ABOUT THIS TASK: Filter the lines below, keeping each one that holds "JSON".

RECORDS PROVIDED:

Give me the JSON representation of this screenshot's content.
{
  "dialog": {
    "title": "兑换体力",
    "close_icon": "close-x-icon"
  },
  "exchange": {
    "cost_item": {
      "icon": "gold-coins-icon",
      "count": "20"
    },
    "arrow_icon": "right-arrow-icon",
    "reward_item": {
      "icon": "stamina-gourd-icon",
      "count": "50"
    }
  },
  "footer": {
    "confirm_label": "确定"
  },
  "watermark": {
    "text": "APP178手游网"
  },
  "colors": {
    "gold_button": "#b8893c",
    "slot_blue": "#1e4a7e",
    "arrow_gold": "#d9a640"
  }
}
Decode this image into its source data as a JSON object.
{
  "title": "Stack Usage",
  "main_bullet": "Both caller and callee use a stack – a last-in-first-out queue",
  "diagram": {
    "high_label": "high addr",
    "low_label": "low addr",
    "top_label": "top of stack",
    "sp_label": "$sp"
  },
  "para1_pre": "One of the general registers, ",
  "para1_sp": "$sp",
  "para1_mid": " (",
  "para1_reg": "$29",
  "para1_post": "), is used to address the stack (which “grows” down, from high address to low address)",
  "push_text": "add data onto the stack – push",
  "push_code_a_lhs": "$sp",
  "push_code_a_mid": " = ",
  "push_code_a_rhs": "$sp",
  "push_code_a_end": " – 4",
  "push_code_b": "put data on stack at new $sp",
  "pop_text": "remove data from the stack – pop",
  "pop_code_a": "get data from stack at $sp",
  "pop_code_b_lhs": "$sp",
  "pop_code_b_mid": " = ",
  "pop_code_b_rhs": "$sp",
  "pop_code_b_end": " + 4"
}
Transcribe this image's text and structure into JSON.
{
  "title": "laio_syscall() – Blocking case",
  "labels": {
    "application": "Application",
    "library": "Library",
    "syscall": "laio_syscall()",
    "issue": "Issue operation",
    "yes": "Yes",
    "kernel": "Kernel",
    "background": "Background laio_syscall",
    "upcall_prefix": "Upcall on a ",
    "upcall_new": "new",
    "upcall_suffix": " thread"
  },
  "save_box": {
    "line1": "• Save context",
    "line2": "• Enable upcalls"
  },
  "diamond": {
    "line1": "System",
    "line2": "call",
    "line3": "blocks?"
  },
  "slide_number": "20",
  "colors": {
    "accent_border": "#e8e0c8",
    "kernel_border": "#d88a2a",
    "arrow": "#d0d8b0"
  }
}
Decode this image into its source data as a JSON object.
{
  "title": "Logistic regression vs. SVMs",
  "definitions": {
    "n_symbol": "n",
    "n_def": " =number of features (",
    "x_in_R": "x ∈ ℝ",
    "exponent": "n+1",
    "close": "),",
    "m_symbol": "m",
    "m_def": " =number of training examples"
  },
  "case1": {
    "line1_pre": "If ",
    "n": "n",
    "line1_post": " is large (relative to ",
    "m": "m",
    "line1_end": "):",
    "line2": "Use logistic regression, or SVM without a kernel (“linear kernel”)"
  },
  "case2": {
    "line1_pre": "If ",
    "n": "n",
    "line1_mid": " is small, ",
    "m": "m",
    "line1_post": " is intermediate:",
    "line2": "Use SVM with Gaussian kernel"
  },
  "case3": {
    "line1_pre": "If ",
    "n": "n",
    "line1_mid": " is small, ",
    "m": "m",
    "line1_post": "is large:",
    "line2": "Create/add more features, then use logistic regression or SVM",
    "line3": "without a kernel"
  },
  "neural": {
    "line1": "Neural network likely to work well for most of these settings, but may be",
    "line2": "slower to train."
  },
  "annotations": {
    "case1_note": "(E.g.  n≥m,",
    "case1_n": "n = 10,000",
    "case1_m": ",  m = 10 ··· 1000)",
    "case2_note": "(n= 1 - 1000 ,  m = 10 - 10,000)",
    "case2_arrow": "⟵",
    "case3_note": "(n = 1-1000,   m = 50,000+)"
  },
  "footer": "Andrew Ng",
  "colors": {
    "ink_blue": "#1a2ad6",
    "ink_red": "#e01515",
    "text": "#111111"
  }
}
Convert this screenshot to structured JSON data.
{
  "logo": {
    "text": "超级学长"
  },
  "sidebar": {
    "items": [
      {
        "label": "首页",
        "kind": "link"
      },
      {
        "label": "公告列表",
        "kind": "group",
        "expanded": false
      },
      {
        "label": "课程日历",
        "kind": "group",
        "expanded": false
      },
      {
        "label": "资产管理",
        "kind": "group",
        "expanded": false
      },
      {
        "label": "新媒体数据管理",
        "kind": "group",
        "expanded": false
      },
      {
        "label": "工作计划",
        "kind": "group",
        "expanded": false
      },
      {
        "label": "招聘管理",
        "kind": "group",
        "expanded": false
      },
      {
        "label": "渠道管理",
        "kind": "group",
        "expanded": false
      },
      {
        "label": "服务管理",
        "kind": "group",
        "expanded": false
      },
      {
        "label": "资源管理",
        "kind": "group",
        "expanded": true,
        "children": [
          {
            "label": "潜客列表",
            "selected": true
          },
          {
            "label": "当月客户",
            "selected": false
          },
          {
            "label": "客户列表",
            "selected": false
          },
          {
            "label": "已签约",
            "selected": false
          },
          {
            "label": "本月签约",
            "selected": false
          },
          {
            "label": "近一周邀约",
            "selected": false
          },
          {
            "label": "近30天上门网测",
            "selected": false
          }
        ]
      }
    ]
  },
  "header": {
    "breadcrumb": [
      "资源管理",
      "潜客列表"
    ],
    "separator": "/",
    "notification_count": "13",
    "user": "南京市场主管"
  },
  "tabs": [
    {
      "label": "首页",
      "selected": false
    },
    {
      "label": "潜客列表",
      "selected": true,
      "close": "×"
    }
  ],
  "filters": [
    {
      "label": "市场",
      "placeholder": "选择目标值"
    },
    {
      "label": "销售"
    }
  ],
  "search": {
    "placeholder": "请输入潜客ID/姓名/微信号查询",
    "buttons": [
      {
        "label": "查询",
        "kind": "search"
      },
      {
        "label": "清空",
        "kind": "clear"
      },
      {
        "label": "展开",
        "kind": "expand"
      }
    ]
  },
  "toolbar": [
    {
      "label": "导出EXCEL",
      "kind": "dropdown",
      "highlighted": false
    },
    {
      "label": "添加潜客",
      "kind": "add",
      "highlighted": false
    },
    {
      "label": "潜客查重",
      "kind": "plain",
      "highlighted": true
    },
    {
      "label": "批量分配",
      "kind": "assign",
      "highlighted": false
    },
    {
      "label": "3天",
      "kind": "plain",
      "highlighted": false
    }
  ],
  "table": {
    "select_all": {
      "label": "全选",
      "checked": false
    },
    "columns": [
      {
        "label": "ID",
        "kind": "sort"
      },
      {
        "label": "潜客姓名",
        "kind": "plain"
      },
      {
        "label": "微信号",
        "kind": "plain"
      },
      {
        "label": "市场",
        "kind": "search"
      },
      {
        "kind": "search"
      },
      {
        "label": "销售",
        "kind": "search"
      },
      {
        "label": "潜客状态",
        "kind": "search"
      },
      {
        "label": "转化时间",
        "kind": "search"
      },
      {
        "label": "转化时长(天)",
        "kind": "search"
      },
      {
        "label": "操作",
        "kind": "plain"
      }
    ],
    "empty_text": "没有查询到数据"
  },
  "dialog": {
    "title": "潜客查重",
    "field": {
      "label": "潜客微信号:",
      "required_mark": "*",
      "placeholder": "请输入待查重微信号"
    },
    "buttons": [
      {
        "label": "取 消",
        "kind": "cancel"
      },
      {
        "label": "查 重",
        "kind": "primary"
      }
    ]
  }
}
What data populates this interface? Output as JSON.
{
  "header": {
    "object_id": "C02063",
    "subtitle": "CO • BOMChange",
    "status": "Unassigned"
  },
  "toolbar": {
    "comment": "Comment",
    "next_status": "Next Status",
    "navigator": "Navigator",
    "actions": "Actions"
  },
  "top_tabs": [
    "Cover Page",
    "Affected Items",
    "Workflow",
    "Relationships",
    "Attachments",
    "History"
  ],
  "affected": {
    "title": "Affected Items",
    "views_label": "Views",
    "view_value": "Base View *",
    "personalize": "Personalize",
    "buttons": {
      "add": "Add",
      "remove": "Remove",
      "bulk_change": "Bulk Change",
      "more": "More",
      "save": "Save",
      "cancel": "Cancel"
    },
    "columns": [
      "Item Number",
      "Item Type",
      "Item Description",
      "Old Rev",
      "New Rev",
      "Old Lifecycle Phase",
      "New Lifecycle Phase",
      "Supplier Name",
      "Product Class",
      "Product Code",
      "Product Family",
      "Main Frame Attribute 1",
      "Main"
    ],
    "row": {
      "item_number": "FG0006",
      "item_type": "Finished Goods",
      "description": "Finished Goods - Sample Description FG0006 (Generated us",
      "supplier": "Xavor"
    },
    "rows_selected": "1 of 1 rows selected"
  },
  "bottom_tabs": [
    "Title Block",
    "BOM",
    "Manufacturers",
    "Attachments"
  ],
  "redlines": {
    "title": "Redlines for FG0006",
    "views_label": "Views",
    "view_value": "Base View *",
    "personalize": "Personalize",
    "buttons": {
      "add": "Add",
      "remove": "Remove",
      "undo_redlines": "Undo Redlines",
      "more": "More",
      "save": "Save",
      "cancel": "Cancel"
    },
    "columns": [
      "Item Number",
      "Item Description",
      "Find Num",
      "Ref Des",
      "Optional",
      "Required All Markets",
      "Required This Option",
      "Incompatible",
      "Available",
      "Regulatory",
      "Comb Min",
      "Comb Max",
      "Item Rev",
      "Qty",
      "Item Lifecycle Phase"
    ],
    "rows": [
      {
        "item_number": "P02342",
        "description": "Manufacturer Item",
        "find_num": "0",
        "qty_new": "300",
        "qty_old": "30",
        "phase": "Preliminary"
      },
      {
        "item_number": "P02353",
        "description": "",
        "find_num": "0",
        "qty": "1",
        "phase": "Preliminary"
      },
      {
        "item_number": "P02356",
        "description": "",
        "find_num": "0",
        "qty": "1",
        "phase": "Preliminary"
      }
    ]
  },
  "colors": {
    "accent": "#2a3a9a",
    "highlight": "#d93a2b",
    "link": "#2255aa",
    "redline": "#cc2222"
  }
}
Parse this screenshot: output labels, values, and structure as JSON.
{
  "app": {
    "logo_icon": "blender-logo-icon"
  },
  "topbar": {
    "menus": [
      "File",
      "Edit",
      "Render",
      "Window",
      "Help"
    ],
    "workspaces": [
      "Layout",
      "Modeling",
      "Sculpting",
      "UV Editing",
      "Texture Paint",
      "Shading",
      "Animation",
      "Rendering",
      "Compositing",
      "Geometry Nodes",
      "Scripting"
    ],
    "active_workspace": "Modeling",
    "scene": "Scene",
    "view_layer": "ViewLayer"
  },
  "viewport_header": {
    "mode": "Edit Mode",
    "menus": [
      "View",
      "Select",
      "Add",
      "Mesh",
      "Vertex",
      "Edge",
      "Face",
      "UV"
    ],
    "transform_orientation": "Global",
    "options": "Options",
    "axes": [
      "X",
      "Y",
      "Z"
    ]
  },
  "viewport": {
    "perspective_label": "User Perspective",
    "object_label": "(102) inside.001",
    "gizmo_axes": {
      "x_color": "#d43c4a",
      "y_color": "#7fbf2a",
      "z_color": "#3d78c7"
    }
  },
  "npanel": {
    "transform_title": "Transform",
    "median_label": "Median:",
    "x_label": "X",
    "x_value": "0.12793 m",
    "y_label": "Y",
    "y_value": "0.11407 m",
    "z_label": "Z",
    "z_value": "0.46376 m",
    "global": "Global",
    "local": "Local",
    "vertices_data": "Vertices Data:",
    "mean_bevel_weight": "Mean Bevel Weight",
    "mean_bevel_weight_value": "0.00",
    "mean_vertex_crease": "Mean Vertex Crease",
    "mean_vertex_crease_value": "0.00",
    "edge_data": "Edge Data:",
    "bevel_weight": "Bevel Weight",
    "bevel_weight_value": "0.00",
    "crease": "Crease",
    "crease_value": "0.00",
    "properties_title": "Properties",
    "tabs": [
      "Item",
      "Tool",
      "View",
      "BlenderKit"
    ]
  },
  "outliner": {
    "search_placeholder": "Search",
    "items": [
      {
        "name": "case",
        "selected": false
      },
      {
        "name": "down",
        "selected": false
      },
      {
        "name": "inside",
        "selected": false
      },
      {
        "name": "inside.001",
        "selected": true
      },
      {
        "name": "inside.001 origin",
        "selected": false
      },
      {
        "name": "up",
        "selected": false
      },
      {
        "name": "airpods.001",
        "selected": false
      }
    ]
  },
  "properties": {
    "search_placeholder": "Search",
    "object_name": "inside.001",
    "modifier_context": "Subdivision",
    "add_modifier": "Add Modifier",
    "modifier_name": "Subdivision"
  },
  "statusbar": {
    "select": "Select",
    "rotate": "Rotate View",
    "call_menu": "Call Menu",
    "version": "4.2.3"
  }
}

SOLUTION:
Give me the JSON representation of this screenshot's content.
Decode this image into its source data as a JSON object.
Transcribe this image's text and structure into JSON.
Decode this image into its source data as a JSON object.
Convert this screenshot to structured JSON data.
What data populates this interface? Output as JSON.
Parse this screenshot: output labels, values, and structure as JSON.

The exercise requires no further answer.